Newsroom

Returning Eastern Indigo Snakes to the Wild

Why Your Visit Matters: A Success Story for Our Native Wildlife

When you visit the Central Florida Zoo & Botanical Gardens (Zoo), your visit helps support the care of over 400 animals and over 100 acres of beautiful Florida wetlands. Your visit also helps educate and inform thousands of guests, school children, and community members through formal and informal outreaches and programs about the threats that species face around the world. What you may not have realized is that your visit is also helping to restore an icon to the Florida longleaf pine system: the threatened eastern indigo snake.

In July 17, 12 eastern indigo snakes were released into the wild at Apalachicola Bluffs and Ravines Preserve (ABRP), land owned by The Nature Conservancy, in northern Florida. These juvenile snakes, eight males and four females, were hatched and raised at the Central Florida Zoo & Botanical Gardens’ Orianne Center for Indigo Conservation (OCIC). OCIC is a state-of-the-art facility built specifically for the breeding and caring for the eastern indigo snake, and located about 25 miles from the Zoo in Eustis, FL.

Eastern indigo snake hatched at OCIC

"The Central Florida Zoo's Orianne Center for Indigo Conservation is honored to be involved in the repatriation of the eastern indigo snake in Florida,” said Michelle Hoffman, Curator, Orianne Center for Indigo Conservation. “As the sole facility that is breeding indigo snakes for release back into the wild, the OCIC provides these animals with expert care to ensure the breeding success of this challenging species in captivity."

The eastern indigo snake is listed as Threatened under the Endangered Species Act. Habitat loss and fragmentation have greatly contributed to the decline in this species. With a native range that once stretched from southern South Carolina, west into Georgia, Alabama, and Mississippi, and throughout Florida, the eastern indigo snake is now rare and has been largely eliminated from northern Florida. The last observed eastern indigo snake at ABRP was in 1982. This release marks the beginning of a ten-year commitment to restoring their population in north Florida. 

 
 

While this was the first release of eastern indigo snakes in Florida in 30 years, it was not the first for the Central Florida Zoo’s Orianne Center for Indigo Conservation. Since opening the facility in east Lake County in 2012, the Center has hatched over 160 indigo snakes and has released over 100 indigo snakes into the Conecuh National Forest in Alabama.
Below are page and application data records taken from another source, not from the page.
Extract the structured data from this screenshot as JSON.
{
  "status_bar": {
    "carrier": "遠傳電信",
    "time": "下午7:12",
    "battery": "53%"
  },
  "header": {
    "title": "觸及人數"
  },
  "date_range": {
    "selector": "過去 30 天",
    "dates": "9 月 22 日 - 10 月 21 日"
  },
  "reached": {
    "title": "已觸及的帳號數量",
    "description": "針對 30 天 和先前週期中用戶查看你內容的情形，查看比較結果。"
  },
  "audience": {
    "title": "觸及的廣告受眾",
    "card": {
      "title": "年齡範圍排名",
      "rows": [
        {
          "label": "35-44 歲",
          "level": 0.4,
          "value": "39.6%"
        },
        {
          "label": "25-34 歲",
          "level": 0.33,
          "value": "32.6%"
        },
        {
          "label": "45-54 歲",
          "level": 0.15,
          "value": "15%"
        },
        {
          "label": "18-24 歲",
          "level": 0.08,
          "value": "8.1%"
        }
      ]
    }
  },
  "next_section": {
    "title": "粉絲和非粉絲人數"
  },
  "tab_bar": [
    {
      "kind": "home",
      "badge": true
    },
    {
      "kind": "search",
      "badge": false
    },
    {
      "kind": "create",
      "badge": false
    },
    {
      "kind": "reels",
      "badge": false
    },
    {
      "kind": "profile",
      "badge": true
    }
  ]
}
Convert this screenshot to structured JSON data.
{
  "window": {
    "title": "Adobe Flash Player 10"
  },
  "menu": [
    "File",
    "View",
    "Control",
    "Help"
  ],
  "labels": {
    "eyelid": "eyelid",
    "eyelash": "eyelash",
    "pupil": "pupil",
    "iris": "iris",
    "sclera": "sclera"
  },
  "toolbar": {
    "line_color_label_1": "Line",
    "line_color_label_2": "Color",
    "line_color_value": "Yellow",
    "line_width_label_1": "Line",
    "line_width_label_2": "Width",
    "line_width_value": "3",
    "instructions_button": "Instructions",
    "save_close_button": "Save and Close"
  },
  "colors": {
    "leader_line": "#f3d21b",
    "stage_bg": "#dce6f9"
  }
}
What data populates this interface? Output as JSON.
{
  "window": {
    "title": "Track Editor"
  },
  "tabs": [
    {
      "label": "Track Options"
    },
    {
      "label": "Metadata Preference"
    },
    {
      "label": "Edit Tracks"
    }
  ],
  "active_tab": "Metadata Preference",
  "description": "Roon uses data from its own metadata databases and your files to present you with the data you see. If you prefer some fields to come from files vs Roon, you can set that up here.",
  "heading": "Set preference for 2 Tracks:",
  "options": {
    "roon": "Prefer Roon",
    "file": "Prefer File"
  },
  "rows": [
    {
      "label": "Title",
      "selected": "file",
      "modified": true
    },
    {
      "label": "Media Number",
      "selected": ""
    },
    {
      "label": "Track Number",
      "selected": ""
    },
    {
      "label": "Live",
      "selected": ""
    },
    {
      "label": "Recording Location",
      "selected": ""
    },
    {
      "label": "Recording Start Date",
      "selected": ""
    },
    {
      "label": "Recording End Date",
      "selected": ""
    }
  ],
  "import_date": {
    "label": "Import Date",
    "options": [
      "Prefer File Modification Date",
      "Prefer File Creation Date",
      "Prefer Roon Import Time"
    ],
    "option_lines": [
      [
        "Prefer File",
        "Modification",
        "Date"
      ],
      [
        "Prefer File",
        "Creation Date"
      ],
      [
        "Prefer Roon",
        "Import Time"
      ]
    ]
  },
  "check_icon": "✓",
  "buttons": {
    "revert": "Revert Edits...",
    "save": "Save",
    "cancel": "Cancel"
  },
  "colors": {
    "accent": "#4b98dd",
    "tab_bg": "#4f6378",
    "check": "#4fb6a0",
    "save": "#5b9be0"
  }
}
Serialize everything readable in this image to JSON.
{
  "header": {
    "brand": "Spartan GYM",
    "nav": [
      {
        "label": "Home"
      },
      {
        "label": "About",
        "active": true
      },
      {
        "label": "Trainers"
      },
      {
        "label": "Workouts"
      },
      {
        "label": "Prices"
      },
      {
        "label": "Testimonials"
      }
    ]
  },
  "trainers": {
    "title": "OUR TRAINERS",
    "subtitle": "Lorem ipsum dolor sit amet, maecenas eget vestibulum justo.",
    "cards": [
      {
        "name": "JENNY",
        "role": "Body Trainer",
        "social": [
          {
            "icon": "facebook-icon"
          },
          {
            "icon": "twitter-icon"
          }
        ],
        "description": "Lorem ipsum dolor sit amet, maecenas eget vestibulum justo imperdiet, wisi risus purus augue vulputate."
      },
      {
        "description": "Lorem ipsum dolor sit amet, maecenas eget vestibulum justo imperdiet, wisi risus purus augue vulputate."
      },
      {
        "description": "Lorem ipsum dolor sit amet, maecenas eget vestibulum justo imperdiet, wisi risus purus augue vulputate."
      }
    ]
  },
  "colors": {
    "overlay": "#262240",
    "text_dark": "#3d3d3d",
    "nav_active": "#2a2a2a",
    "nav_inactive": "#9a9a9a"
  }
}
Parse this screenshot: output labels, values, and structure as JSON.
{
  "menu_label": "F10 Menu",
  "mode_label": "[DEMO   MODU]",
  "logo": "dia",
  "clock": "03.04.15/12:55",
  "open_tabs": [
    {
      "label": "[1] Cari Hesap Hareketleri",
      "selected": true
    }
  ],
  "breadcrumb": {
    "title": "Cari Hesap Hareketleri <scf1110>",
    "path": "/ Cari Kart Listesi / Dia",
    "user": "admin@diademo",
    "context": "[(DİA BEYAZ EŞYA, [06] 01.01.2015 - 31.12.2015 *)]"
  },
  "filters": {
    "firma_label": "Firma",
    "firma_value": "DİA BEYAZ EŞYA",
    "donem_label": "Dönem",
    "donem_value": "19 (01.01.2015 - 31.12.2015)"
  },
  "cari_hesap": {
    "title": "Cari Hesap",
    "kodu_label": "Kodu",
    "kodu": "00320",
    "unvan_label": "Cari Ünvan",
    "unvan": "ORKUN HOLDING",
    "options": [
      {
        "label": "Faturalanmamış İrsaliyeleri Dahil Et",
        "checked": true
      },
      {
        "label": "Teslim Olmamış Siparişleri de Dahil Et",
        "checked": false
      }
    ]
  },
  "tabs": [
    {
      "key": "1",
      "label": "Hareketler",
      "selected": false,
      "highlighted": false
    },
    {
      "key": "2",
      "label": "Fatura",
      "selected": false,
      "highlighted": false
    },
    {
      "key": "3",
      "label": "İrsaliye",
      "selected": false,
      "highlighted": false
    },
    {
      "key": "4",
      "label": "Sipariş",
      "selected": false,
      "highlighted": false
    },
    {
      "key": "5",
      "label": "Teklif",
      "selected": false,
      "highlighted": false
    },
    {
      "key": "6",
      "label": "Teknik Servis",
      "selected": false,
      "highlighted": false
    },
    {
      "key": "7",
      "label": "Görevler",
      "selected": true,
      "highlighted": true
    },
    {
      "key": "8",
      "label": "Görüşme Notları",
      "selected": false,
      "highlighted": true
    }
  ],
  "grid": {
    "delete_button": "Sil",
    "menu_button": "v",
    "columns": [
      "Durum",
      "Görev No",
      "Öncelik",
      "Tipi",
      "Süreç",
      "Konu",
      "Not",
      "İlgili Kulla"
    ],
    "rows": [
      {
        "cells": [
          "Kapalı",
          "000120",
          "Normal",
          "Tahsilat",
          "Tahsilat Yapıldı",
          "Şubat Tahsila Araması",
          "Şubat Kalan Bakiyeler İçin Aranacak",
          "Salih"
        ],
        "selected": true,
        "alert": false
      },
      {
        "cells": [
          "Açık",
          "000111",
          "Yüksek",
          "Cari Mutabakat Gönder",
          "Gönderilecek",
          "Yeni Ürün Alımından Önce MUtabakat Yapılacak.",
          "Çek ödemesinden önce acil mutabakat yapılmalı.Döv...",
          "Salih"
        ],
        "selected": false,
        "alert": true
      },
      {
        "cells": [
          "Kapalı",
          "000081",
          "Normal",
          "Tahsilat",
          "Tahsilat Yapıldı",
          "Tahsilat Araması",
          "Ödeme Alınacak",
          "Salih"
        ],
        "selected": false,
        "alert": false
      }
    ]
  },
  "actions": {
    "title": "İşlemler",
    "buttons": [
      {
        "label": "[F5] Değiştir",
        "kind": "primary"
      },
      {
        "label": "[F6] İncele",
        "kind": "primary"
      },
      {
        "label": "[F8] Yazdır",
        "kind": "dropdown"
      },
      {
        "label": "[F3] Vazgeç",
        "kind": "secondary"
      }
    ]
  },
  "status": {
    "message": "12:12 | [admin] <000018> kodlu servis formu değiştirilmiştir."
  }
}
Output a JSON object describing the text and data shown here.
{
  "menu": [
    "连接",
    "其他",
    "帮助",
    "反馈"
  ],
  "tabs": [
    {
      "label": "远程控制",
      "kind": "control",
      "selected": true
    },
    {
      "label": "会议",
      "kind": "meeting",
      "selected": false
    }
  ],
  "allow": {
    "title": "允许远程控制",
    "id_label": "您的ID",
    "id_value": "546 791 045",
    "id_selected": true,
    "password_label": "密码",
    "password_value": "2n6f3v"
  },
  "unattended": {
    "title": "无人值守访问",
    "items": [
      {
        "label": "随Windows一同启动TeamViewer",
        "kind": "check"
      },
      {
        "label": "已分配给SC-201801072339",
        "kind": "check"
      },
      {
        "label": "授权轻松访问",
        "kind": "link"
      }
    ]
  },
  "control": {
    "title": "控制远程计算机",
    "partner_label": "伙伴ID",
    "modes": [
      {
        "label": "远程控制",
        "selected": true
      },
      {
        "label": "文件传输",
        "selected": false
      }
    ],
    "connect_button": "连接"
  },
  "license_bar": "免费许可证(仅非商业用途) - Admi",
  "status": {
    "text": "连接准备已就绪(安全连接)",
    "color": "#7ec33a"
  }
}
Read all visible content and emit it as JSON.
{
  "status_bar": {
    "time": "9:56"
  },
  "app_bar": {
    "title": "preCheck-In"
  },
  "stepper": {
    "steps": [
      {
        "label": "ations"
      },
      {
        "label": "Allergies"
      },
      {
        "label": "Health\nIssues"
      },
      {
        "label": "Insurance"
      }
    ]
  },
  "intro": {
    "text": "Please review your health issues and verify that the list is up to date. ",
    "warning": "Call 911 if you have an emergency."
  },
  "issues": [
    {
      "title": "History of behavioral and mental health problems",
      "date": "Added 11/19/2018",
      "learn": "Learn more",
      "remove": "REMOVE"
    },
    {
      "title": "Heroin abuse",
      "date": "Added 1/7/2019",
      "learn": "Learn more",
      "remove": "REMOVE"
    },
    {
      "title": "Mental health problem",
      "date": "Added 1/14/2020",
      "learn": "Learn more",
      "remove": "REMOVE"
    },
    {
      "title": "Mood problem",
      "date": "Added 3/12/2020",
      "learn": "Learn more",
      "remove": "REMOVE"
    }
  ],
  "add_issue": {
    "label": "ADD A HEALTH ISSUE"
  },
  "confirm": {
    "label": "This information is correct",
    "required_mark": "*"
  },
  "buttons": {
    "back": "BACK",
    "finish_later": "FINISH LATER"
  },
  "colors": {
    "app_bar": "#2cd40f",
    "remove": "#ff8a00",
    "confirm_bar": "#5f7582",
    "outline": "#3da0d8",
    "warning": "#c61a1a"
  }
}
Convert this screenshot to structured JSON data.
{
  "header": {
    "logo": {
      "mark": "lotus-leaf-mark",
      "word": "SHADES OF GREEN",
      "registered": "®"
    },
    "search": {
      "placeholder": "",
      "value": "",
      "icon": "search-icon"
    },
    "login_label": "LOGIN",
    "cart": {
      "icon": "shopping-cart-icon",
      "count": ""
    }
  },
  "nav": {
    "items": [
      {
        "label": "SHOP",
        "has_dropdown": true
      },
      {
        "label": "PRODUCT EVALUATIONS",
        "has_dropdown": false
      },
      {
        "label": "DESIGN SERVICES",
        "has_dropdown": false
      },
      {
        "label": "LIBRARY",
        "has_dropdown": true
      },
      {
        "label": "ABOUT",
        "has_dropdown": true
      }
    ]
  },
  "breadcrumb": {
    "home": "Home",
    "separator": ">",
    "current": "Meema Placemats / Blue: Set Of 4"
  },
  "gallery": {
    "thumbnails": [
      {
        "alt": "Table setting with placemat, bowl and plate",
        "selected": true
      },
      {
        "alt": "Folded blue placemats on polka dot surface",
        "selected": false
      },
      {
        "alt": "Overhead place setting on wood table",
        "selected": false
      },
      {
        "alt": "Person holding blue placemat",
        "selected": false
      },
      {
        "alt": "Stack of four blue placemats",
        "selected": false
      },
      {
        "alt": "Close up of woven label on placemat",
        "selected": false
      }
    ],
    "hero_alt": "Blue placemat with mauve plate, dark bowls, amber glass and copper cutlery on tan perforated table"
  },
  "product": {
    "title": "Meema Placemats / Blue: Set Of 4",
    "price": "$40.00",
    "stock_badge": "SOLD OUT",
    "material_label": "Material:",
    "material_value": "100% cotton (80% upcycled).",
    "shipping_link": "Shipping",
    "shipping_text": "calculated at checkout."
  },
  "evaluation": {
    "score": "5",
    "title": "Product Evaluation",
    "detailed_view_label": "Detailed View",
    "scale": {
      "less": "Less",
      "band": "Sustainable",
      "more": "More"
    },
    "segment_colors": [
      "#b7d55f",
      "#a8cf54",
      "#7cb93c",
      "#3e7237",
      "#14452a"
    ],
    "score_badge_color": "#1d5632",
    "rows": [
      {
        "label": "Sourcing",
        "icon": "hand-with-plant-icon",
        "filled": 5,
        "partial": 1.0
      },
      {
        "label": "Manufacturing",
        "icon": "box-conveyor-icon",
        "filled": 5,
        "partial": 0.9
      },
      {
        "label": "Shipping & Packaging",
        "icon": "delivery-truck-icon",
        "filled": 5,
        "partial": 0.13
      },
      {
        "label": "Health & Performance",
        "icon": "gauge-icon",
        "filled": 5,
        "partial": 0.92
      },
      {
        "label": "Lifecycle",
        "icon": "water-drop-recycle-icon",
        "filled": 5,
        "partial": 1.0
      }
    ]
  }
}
Just days before the release in north Florida at ABRP, 26 eastern indigo snakes were released in Alabama.

Eastern indigo snake in gopher tortoise burrow after being released at ABRP.

These snakes had been hatched at OCIC, and raised at Zoo Atlanta in Georgia, showcasing the important role that all accredited zoos play in helping wild animals. The eastern indigo snake is the longest native snake in the United States, reaching up to 8-9 feet in length. The snake is non-venomous and feeds on a variety of animals, including other snakes. Eastern indigo snakes play a critical role in their ecosystem as apex predators, maintaining the balance that is critical to a healthy wildlife community. Eastern indigo snakes rely heavily on the burrows of gopher tortoises, as do many other species. In addition to this release and partnership, the Central Florida Zoo works tirelessly to educate our guests on the importance of native species and balance in ecosystems. You can observe eastern indigo snakes and a variety of other native snakes in our Herpetarium located at the Zoo.

Your visit and donations to the Central Florida Zoo & Botanical Gardens helped make this release possible. Support of the Zoo helps us keep our commitment to being a conservation and education resource for the Central Florida community, as well as assisting populations of our native wildlife.

 

(L to R) Dino Ferri (Central Florida Zoo Director), David Printiss (The Nature Conservancy), and Michelle Hoffman (Curator of OCIC) with an eastern indigo snake on the day of the release.

 

 

 

 

 

 

 

Back